gold, yellow & white, if your planning to make a set, i.e.,
earrings and pendant. Interestingly enough, I happen to be
particularly enamored of this stone.
Please contact me. marcea email@example.com
Hiya Peter, Well…about your Sapphires…I dont’ know if i’m a
lil late on this cause i was away…but you shouldn’t have any
problem with a commerical setting…depending on what style
you want. Octagon cuts usually fit into regualar round
settings…at least from my opinion…I just had a pair of
octagon peridots set. Good luck finding your setting
I was wondering if anyone has any good advice as to whether
they will go better in a gold or a silver setting? Since they
are not round would I have trouble finding a commercial
setting for them?
Peter: I think the yellow vs. white is a preference thing. Since
they are octagons they should go OK into a four prong setting
for a 3.5mm round. You should be able to find something like
that around at a large wax pattern place.
I might choose to set the bluish ones in yellow to enhance their
color, give it more depth. I would also set the clear one in
white. As far as settings go, one of the simplest ways I can
think of, if the equipment is available, would be to melt a
little wax, and push the stone in. Once the wax has hardened you
can file away and make your minor adjustments, cast, and viola!
have a bezel. You also might try carving your entire piece, and
then cast with your stone in place, but this is not a process I

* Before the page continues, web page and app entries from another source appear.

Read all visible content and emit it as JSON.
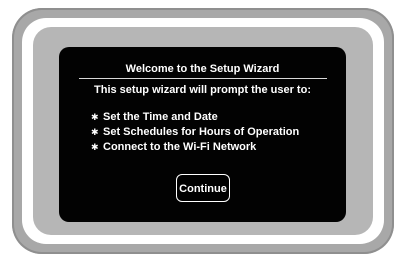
{
  "wizard": {
    "title": "Welcome to the Setup Wizard",
    "intro": "This setup wizard will prompt the user to:",
    "bullet_icon": "asterisk-bullet-icon",
    "items": [
      {
        "label": "Set the Time and Date"
      },
      {
        "label": "Set Schedules for Hours of Operation"
      },
      {
        "label": "Connect to the Wi-Fi Network"
      }
    ],
    "continue_label": "Continue"
  },
  "colors": {
    "screen_background": "#020202",
    "text": "#ffffff",
    "bezel": "#b6b6b6",
    "frame": "#a8a8a8"
  }
}
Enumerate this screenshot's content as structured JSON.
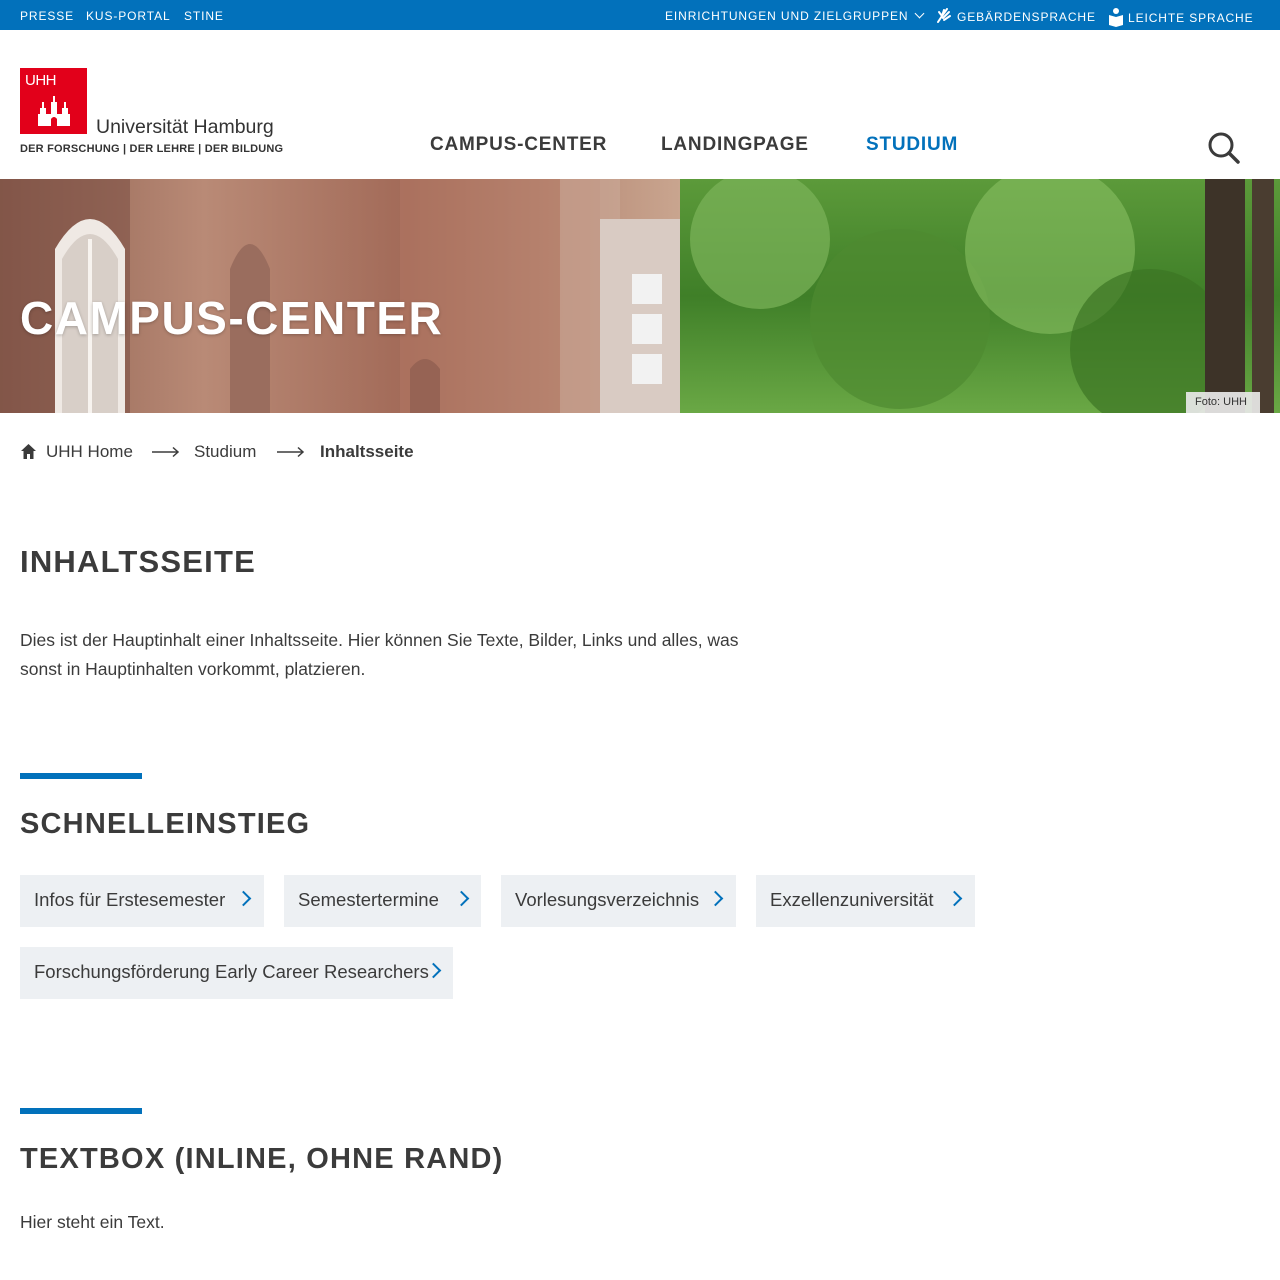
{
  "topbar": {
    "links": [
      "PRESSE",
      "KUS-PORTAL",
      "STINE"
    ],
    "einrichtungen": "EINRICHTUNGEN UND ZIELGRUPPEN",
    "gebaerdensprache": "GEBÄRDENSPRACHE",
    "leichte_sprache": "LEICHTE SPRACHE"
  },
  "logo": {
    "mark": "UHH",
    "name": "Universität Hamburg",
    "tagline": "DER FORSCHUNG | DER LEHRE | DER BILDUNG"
  },
  "mainnav": {
    "items": [
      "CAMPUS-CENTER",
      "LANDINGPAGE",
      "STUDIUM"
    ],
    "active": "STUDIUM"
  },
  "hero": {
    "title": "CAMPUS-CENTER",
    "credit": "Foto: UHH"
  },
  "breadcrumb": {
    "home": "UHH Home",
    "items": [
      "Studium"
    ],
    "current": "Inhaltsseite"
  },
  "content": {
    "title": "INHALTSSEITE",
    "intro": "Dies ist der Hauptinhalt einer Inhaltsseite. Hier können Sie Texte, Bilder, Links und alles, was sonst in Hauptinhalten vorkommt, platzieren."
  },
  "schnelleinstieg": {
    "title": "SCHNELLEINSTIEG",
    "links": [
      "Infos für Erstesemester",
      "Semestertermine",
      "Vorlesungsverzeichnis",
      "Exzellenzuniversität",
      "Forschungsförderung Early Career Researchers"
    ]
  },
  "textbox": {
    "title": "TEXTBOX (INLINE, OHNE RAND)",
    "text": "Hier steht ein Text."
  },
  "colors": {
    "brand_blue": "#0271bb",
    "brand_red": "#e2001a",
    "text": "#3b3b3b",
    "quick_bg": "#edf0f3"
  },
  "icons": [
    "hand-sign-icon",
    "easy-language-icon",
    "chevron-down-icon",
    "search-icon",
    "home-icon",
    "arrow-right-icon",
    "chevron-right-icon",
    "hamburg-castle-icon"
  ]
}
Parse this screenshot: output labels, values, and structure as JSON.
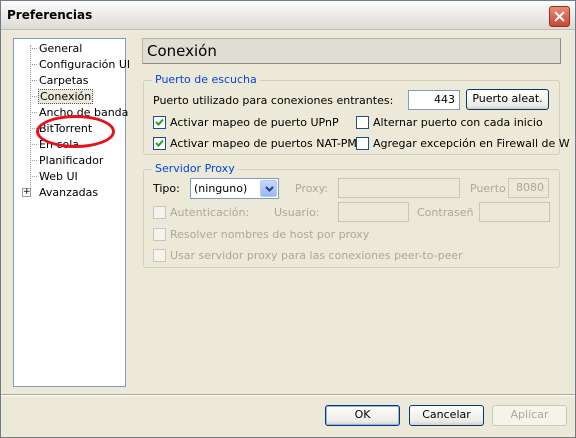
{
  "window": {
    "title": "Preferencias"
  },
  "sidebar": {
    "items": [
      {
        "label": "General"
      },
      {
        "label": "Configuración UI"
      },
      {
        "label": "Carpetas"
      },
      {
        "label": "Conexión"
      },
      {
        "label": "Ancho de banda"
      },
      {
        "label": "BitTorrent"
      },
      {
        "label": "En cola"
      },
      {
        "label": "Planificador"
      },
      {
        "label": "Web UI"
      },
      {
        "label": "Avanzadas"
      }
    ],
    "selected": "Conexión",
    "expander": "+"
  },
  "main": {
    "section_title": "Conexión",
    "listen_port": {
      "group_title": "Puerto de escucha",
      "port_label": "Puerto utilizado para conexiones entrantes:",
      "port_value": "443",
      "random_button": "Puerto aleat.",
      "upnp_label": "Activar mapeo de puerto UPnP",
      "upnp_checked": true,
      "natpmp_label": "Activar mapeo de puertos NAT-PMP",
      "natpmp_checked": true,
      "alternate_label": "Alternar puerto con cada inicio",
      "alternate_checked": false,
      "firewall_label": "Agregar excepción en Firewall de W",
      "firewall_checked": false
    },
    "proxy": {
      "group_title": "Servidor Proxy",
      "type_label": "Tipo:",
      "type_value": "(ninguno)",
      "proxy_label": "Proxy:",
      "port_label": "Puerto",
      "port_value": "8080",
      "auth_label": "Autenticación:",
      "user_label": "Usuario:",
      "password_label": "Contraseña",
      "resolve_label": "Resolver nombres de host por proxy",
      "peer_label": "Usar servidor proxy para las conexiones peer-to-peer"
    }
  },
  "footer": {
    "ok": "OK",
    "cancel": "Cancelar",
    "apply": "Aplicar"
  },
  "colors": {
    "annotation_oval": "#e8101a",
    "group_title": "#0046d5"
  }
}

am as familiar with, but there seems to be a lot of information
on it available in the archives. Good luck, Alicia Arnold.